The much expected revision of the Google API terms was released today by Rohit Dharwan on their Blog.
It’s going to have a major impact on bid management companies in the Google space, increasing their cost base dramatically. It will also impact the number of bids placed per day, given that there is a charge for every bid placed, in effect.
It also encourages advertiser to build their own systems, instead of tapping into 3rd party tools. My view is that 3rd party bid management companies are going to have to seriously look at the bid management strategies and start focusing on issues like quality score, instead of just price.
I am currently in Munich, Germany, and I spend the day with about 4 groups of people, explaining how Google Adwords is not a price war marketplace, as Overture current is today.
It’s astonishing to me how many companies feel that increasing prices on Google is the best way to increase their rankings. What’s even funnier is that Overture created this mentality amongst advertisers, and they’re jumping ship and going with a Google-esque system very shortly.
The top advertisers will attest that PPC management is not a bid war, it’s a user relevancy war. The more relevant your campaign is, the higher the rankings, the lower the max bid and the higher the Adwords discounter.
Hopefully these new Google API changes will reinforce these facts.
Just arrived in Munich – weather is horrible – luckily I won’t be here for too long and I’ll be off to the land of pain au chocolat – Paris.
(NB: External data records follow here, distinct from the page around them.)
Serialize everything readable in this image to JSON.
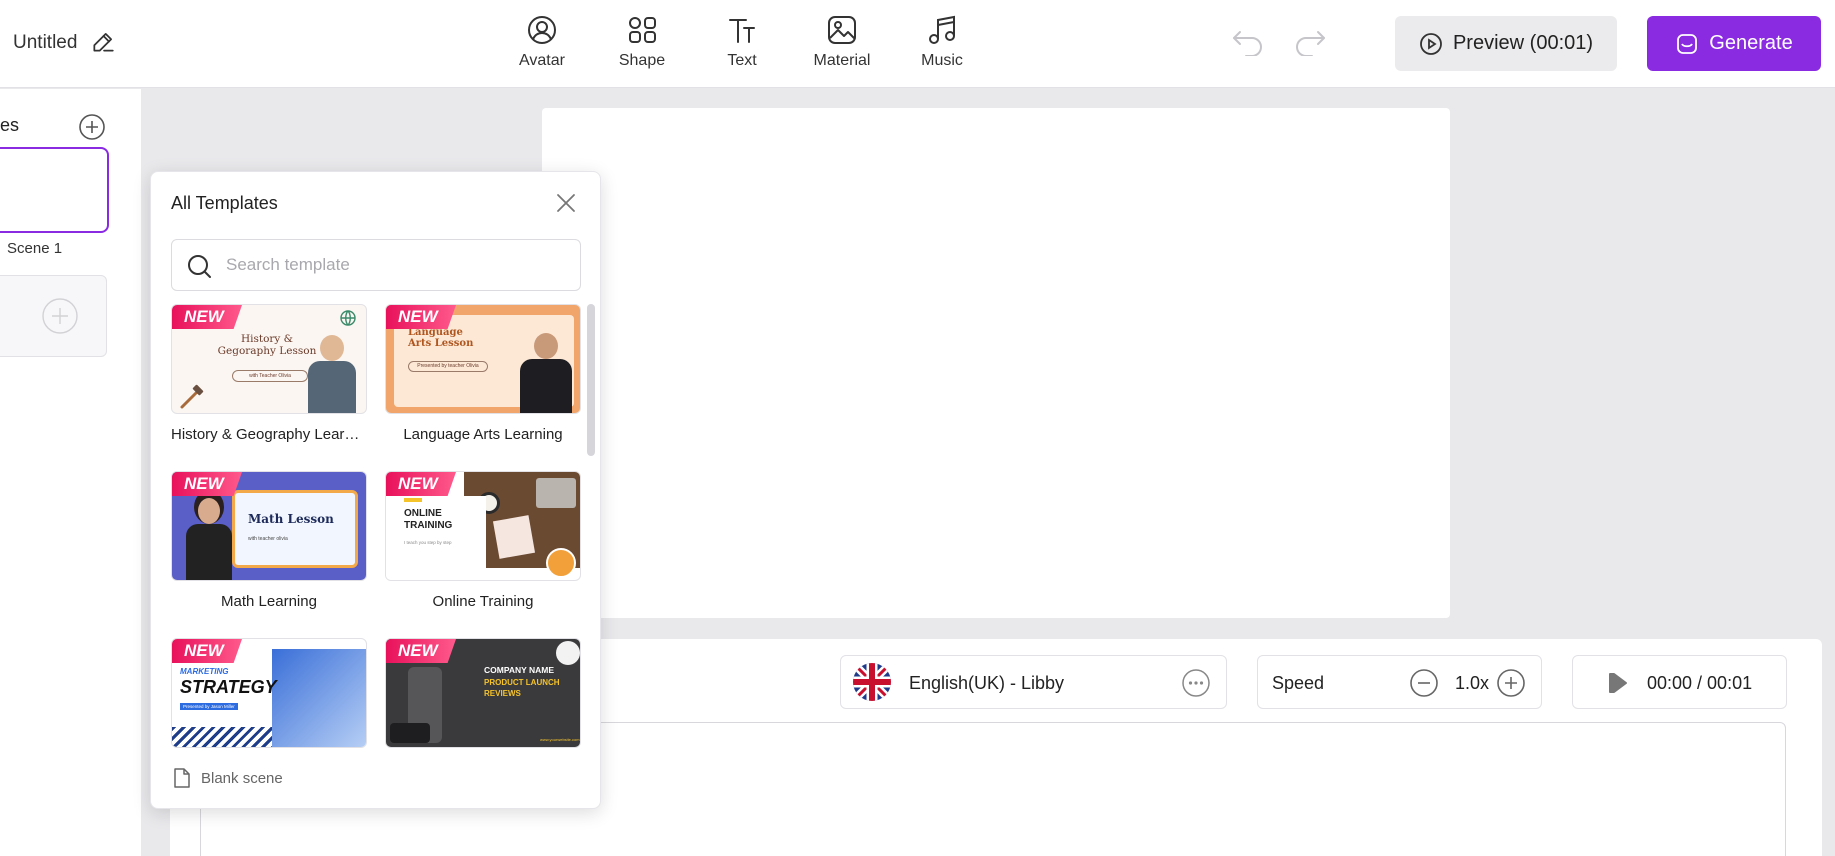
{
  "header": {
    "title": "Untitled",
    "tools": [
      {
        "label": "Avatar",
        "icon": "avatar-icon"
      },
      {
        "label": "Shape",
        "icon": "shape-icon"
      },
      {
        "label": "Text",
        "icon": "text-icon"
      },
      {
        "label": "Material",
        "icon": "material-icon"
      },
      {
        "label": "Music",
        "icon": "music-icon"
      }
    ],
    "preview_label": "Preview (00:01)",
    "generate_label": "Generate"
  },
  "sidebar": {
    "title": "es",
    "scene_label": "Scene 1"
  },
  "templates": {
    "title": "All Templates",
    "search_placeholder": "Search template",
    "badge": "NEW",
    "items": [
      {
        "name": "History & Geography Learni...",
        "thumb_title": "History & Gegoraphy Lesson",
        "thumb_sub": "with Teacher Olivia"
      },
      {
        "name": "Language Arts Learning",
        "thumb_title": "Language Arts Lesson",
        "thumb_sub": "Presented by teacher Olivia"
      },
      {
        "name": "Math Learning",
        "thumb_title": "Math Lesson",
        "thumb_sub": "with teacher olivia"
      },
      {
        "name": "Online Training",
        "thumb_title": "ONLINE TRAINING",
        "thumb_sub": "I teach you step by step"
      },
      {
        "name": "",
        "thumb_title": "STRATEGY",
        "thumb_kicker": "MARKETING",
        "thumb_sub": "Presented by Jason Miller"
      },
      {
        "name": "",
        "thumb_title": "PRODUCT LAUNCH REVIEWS",
        "thumb_kicker": "COMPANY NAME",
        "thumb_sub": "www.yourwebsite.com"
      }
    ],
    "blank_label": "Blank scene"
  },
  "voice": {
    "label": "English(UK) - Libby"
  },
  "speed": {
    "label": "Speed",
    "value": "1.0x"
  },
  "player": {
    "time": "00:00 / 00:01"
  },
  "colors": {
    "accent": "#8a2be2",
    "badge": "#e8115b"
  }
}
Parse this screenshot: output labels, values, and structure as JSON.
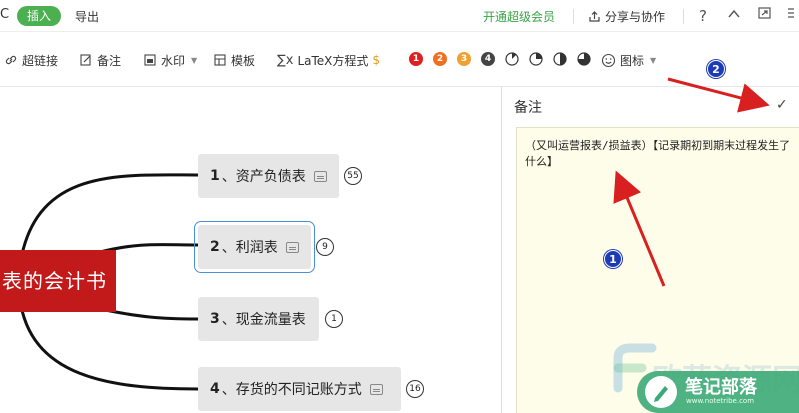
{
  "menubar": {
    "edge_char": "C",
    "insert_tab": "插入",
    "export_tab": "导出",
    "vip": "开通超级会员",
    "share": "分享与协作",
    "help": "?"
  },
  "toolbar": {
    "hyperlink": "超链接",
    "note": "备注",
    "watermark": "水印",
    "template": "模板",
    "latex": "LaTeX方程式",
    "latex_badge": "$",
    "priorities": [
      "1",
      "2",
      "3",
      "4"
    ],
    "priority_colors": [
      "#e02020",
      "#f07020",
      "#f0a030",
      "#444444"
    ],
    "progress_fractions": [
      0.125,
      0.25,
      0.5,
      0.75
    ],
    "icons": "图标"
  },
  "mindmap": {
    "central": "表的会计书",
    "nodes": [
      {
        "num": "1",
        "label": "、资产负债表",
        "count": "55"
      },
      {
        "num": "2",
        "label": "、利润表",
        "count": "9"
      },
      {
        "num": "3",
        "label": "、现金流量表",
        "count": "1"
      },
      {
        "num": "4",
        "label": "、存货的不同记账方式",
        "count": "16"
      }
    ]
  },
  "note_panel": {
    "title": "备注",
    "text": "（又叫运营报表/损益表）【记录期初到期末过程发生了什么】"
  },
  "annotations": {
    "marker1": "1",
    "marker2": "2",
    "arrow_color": "#d82020"
  },
  "watermark": {
    "site": "欧菲资源网",
    "brand": "笔记部落",
    "url": "www.notetribe.com"
  }
}
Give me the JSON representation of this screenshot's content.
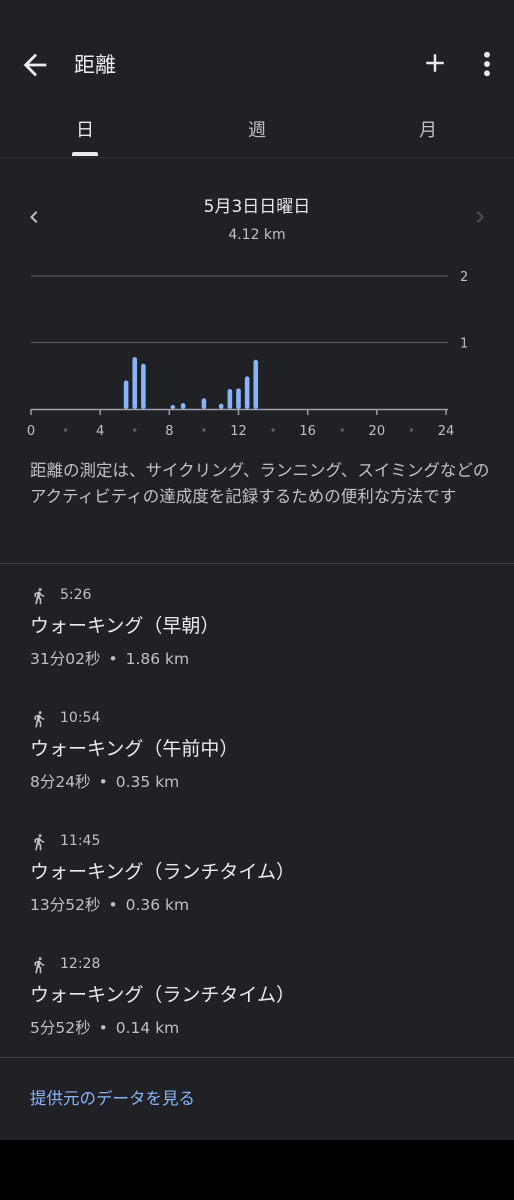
{
  "header": {
    "title": "距離"
  },
  "icons": {
    "back": "arrow-left-icon",
    "add": "plus-icon",
    "more": "more-vert-icon",
    "prev": "chevron-left-icon",
    "next": "chevron-right-icon",
    "walk": "walking-person-icon"
  },
  "tabs": [
    {
      "label": "日",
      "active": true
    },
    {
      "label": "週",
      "active": false
    },
    {
      "label": "月",
      "active": false
    }
  ],
  "date": {
    "title": "5月3日日曜日",
    "total": "4.12 km"
  },
  "chart_data": {
    "type": "bar",
    "x": [
      5.5,
      6,
      6.5,
      8.2,
      8.8,
      10,
      11,
      11.5,
      12,
      12.5,
      13
    ],
    "values": [
      0.43,
      0.78,
      0.68,
      0.06,
      0.09,
      0.16,
      0.08,
      0.3,
      0.31,
      0.49,
      0.74
    ],
    "xlim": [
      0,
      24
    ],
    "ylim": [
      0,
      2
    ],
    "x_ticks": [
      "0",
      "4",
      "8",
      "12",
      "16",
      "20",
      "24"
    ],
    "y_ticks": [
      "1",
      "2"
    ],
    "grid": true,
    "bar_color": "#8ab4f8"
  },
  "description": "距離の測定は、サイクリング、ランニング、スイミングなどのアクティビティの達成度を記録するための便利な方法です",
  "activities": [
    {
      "time": "5:26",
      "name": "ウォーキング（早朝）",
      "duration": "31分02秒",
      "distance": "1.86 km"
    },
    {
      "time": "10:54",
      "name": "ウォーキング（午前中）",
      "duration": "8分24秒",
      "distance": "0.35 km"
    },
    {
      "time": "11:45",
      "name": "ウォーキング（ランチタイム）",
      "duration": "13分52秒",
      "distance": "0.36 km"
    },
    {
      "time": "12:28",
      "name": "ウォーキング（ランチタイム）",
      "duration": "5分52秒",
      "distance": "0.14 km"
    }
  ],
  "meta_separator": "•",
  "footer": {
    "source_link": "提供元のデータを見る"
  },
  "colors": {
    "background": "#202124",
    "accent": "#8ab4f8",
    "text": "#e8eaed",
    "muted": "#bdc1c6"
  }
}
I hear it’s the Normandy butter that makes them so good!
I just read a scary article on how thieves are stealing laptops in San Francisco!
I’m quite excited to be speaking at the Affiliate Summit in Disneyworld, Orlando, Florida on July 9-11th. It’s selling out quickly, so register now if you’re thinking of going, or else you won’t get in. It was pretty packed in Las Vegas earlier this year.
There is a pretty rough conference circuit on the go for the next few months. I’ll be at Pubcon next week in Boston and I’m looking forward to the eBay conference in June as well, and SES London.
This is my longest trip to date – by the time I get back to Cape Town (25th April), I would have been away for about 21 days. It’s a bit tiring, actually. I also noticed some traffic coming to my blog from Search Engine Watch’s Blog, and realised that I was kindly put onto their Blogroll – thanks to Danny for that!
Vinny, over and out from a cold, wet & miserable Munich!
Forbes has finally caught up with the industry and confirmed the rumours, which we knew to be true already. In truth (NDA prevented me from saying earlier), I have been involved on some level discussing the new features with Yahoo earlier this year and I’m quite impressed with what they were planning to do. I can only say that they’ve dealt with all the major issues that their existing platform faced, and I’m quite excited about their plans.
The only gripe I have is that they are still using the multiple marketplace approach, where you have to reload campaigns into different geographic regions to target different countries, unlike Google – where it’s a click of a button to add and remove countries. Yahoo also loses out on revenues in markets like South Africa, etc with this approach.
As I’ve said in the past, I have to keep my mouth shut, because I learn a lot about what the search engines are doing, whilst under strict Non-Disclosure Agreements. Luckily, thanks to Barry at Search Engine Watch , I can start talking about Google’s new bid to position filters.
So basically, what the filters do, is allow the advertisers to select which positions on the search engine they want to appear on, and if their AdRank does not allow them to earn a particular position (assuming it’s out of range), then their ad will not be displayed lower down.
I am bidding on [Shoes] for ThatShoe, and I only want the advert to display in position 3 or 4 on Google. If I input this requirement into the campaign with a max CPC of $1, and the bid required for position 4 is $1.01, my ad will not be displayed at all, even at lower positions, as it would normally be displayed, if position 4 was outside my bid range (assume we ignore quality score for now).
The reality is that it is very difficult to tell which keyword convert well, and at which positions, because Google’s report give us an AVERAGE position for a keyword over a period of time, and they do not pass any variables to us, designating at which position the keyword was when it was clicked.
I have requested this functionality from Google, and hopefully they’ll look at it – but I am only one person. Please send them emails as well, requesting this functionality to be included in their Valuetrack tagging system, so that everyone can benefit from positional analysis and positional bidding (which is a nice idea, but impractical without the right data).